Provo, Utah — Russian invasion of Ukraine hit the world economy at a time it was already rocked by pandemic inflation.
According to BYU economist Christian vom Lehn, that’s especially true when it comes to gas prices.
“The price of gas has increased by about $1.50 nationally, and about $0.75 to $1 of that happened prior to the invasion of Ukraine,” vom Lehn said.
According to vom Lehn, the volatility of gas prices has an outsized impact on current inflation.
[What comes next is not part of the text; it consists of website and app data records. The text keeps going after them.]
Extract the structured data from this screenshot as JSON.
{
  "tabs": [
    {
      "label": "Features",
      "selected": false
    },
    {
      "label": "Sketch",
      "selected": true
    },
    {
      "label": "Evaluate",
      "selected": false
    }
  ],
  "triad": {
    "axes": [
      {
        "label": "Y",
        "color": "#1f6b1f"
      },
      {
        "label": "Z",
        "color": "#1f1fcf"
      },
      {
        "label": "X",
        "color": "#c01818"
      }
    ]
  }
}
Gas prices are volatile and will likely fall as supply chain issues ease, he said.
“The good news is much of the pain will be temporary and not long-lasting,” said vom Lehn.